§ Task: Whenever a line of the records below contains the word "icon", copy that line.

§ Record excerpts:
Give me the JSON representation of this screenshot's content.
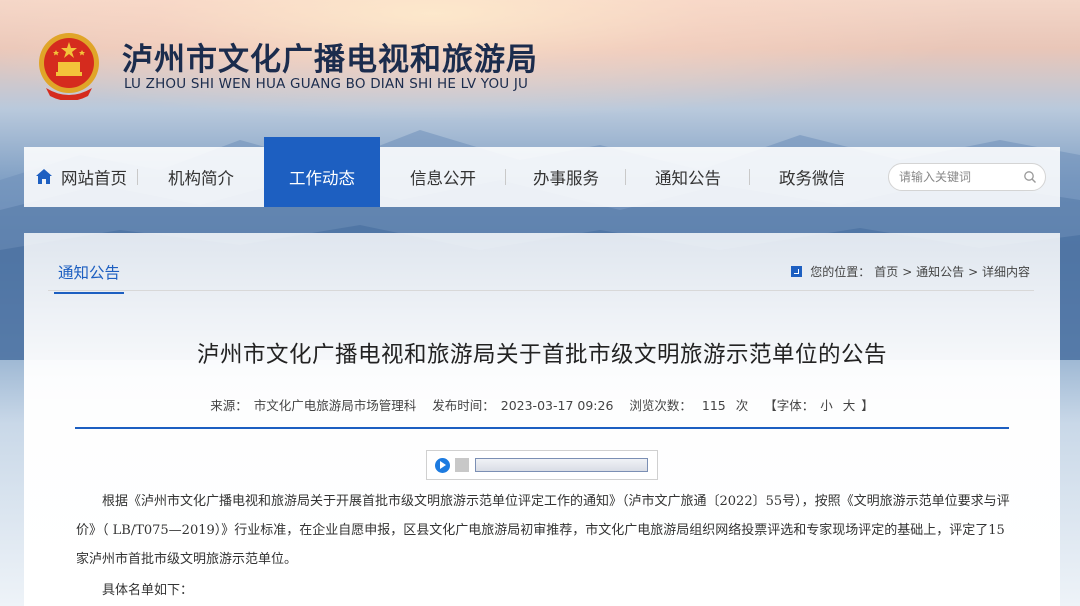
{
  "header": {
    "title_cn": "泸州市文化广播电视和旅游局",
    "title_en": "LU ZHOU SHI  WEN HUA GUANG BO DIAN SHI  HE  LV  YOU  JU",
    "emblem_icon": "national-emblem-icon"
  },
  "nav": {
    "items": [
      {
        "label": "网站首页",
        "icon": "home-icon"
      },
      {
        "label": "机构简介"
      },
      {
        "label": "工作动态",
        "active": true
      },
      {
        "label": "信息公开"
      },
      {
        "label": "办事服务"
      },
      {
        "label": "通知公告"
      },
      {
        "label": "政务微信"
      }
    ],
    "search_placeholder": "请输入关键词"
  },
  "panel": {
    "tab": "通知公告",
    "breadcrumb": {
      "prefix": "您的位置：",
      "items": [
        "首页",
        "> 通知公告",
        "> 详细内容"
      ]
    }
  },
  "article": {
    "title": "泸州市文化广播电视和旅游局关于首批市级文明旅游示范单位的公告",
    "meta": {
      "source_label": "来源：",
      "source": "市文化广电旅游局市场管理科",
      "time_label": "发布时间：",
      "time": "2023-03-17 09:26",
      "views_label": "浏览次数：",
      "views": "115",
      "views_unit": "次",
      "font_label": "【字体：",
      "font_small": "小",
      "font_large": "大",
      "font_close": "】"
    },
    "paragraph1": "根据《泸州市文化广播电视和旅游局关于开展首批市级文明旅游示范单位评定工作的通知》（泸市文广旅通〔2022〕55号），按照《文明旅游示范单位要求与评价》（ LB/T075—2019）》行业标准，在企业自愿申报，区县文化广电旅游局初审推荐，市文化广电旅游局组织网络投票评选和专家现场评定的基础上，评定了15家泸州市首批市级文明旅游示范单位。",
    "paragraph2": "具体名单如下："
  },
  "colors": {
    "accent": "#1d5fc1",
    "title_text": "#1b2c4d"
  }
}
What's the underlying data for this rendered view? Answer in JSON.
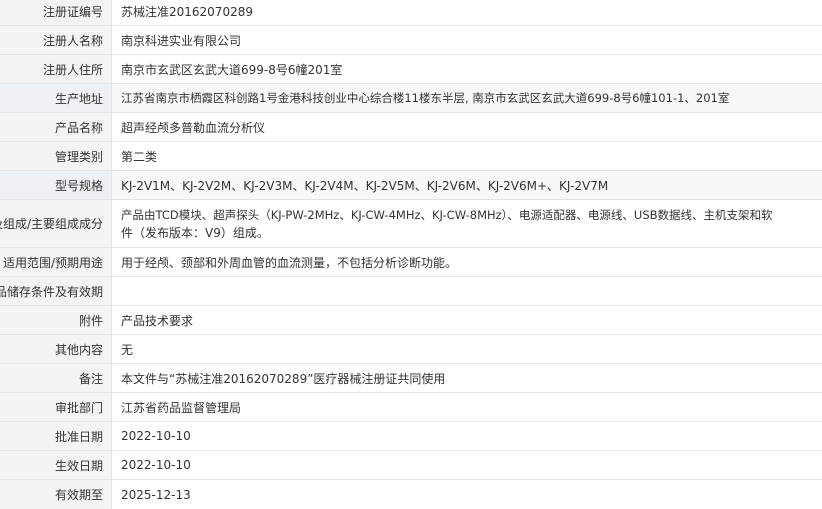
{
  "rows": [
    {
      "label": "注册证编号",
      "value": "苏械注准20162070289"
    },
    {
      "label": "注册人名称",
      "value": "南京科进实业有限公司"
    },
    {
      "label": "注册人住所",
      "value": "南京市玄武区玄武大道699-8号6幢201室"
    },
    {
      "label": "生产地址",
      "value": "江苏省南京市栖霞区科创路1号金港科技创业中心综合楼11楼东半层, 南京市玄武区玄武大道699-8号6幢101-1、201室"
    },
    {
      "label": "产品名称",
      "value": "超声经颅多普勒血流分析仪"
    },
    {
      "label": "管理类别",
      "value": "第二类"
    },
    {
      "label": "型号规格",
      "value": "KJ-2V1M、KJ-2V2M、KJ-2V3M、KJ-2V4M、KJ-2V5M、KJ-2V6M、KJ-2V6M+、KJ-2V7M"
    },
    {
      "label": "结构及组成/主要组成成分",
      "value_line1": "产品由TCD模块、超声探头（KJ-PW-2MHz、KJ-CW-4MHz、KJ-CW-8MHz）、电源适配器、电源线、USB数据线、主机支架和软",
      "value_line2": "件（发布版本：V9）组成。"
    },
    {
      "label": "适用范围/预期用途",
      "value": "用于经颅、颈部和外周血管的血流测量，不包括分析诊断功能。"
    },
    {
      "label": "产品储存条件及有效期",
      "value": ""
    },
    {
      "label": "附件",
      "value": "产品技术要求"
    },
    {
      "label": "其他内容",
      "value": "无"
    },
    {
      "label": "备注",
      "value": "本文件与“苏械注准20162070289”医疗器械注册证共同使用"
    },
    {
      "label": "审批部门",
      "value": "江苏省药品监督管理局"
    },
    {
      "label": "批准日期",
      "value": "2022-10-10"
    },
    {
      "label": "生效日期",
      "value": "2022-10-10"
    },
    {
      "label": "有效期至",
      "value": "2025-12-13"
    }
  ]
}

§ Answer area:
    "emblem_icon": "national-emblem-icon"
        "icon": "home-icon"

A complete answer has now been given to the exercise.